WHAT TO DO: Would you please give all the lines below again, exactly as they stand?

Collected data entries:

########################################

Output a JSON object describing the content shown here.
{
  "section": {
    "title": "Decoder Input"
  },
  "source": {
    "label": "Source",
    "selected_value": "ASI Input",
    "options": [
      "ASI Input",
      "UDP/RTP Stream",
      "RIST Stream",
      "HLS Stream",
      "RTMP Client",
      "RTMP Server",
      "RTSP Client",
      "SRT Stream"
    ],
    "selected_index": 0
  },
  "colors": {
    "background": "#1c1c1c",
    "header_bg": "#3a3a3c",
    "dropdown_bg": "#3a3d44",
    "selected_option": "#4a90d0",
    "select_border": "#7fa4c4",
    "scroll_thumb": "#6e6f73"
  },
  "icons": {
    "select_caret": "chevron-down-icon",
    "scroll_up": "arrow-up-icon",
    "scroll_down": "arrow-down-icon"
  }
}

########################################

EXERCISE OUTPUT:
Output a JSON object describing the content shown here.
{
  "section": {
    "title": "Decoder Input"
  },
  "source": {
    "label": "Source",
    "selected_value": "ASI Input",
    "options": [
      "ASI Input",
      "UDP/RTP Stream",
      "RIST Stream",
      "HLS Stream",
      "RTMP Client",
      "RTMP Server",
      "RTSP Client",
      "SRT Stream"
    ],
    "selected_index": 0
  },
  "colors": {
    "background": "#1c1c1c",
    "header_bg": "#3a3a3c",
    "dropdown_bg": "#3a3d44",
    "selected_option": "#4a90d0",
    "select_border": "#7fa4c4",
    "scroll_thumb": "#6e6f73"
  },
  "icons": {
    "select_caret": "chevron-down-icon",
    "scroll_up": "arrow-up-icon",
    "scroll_down": "arrow-down-icon"
  }
}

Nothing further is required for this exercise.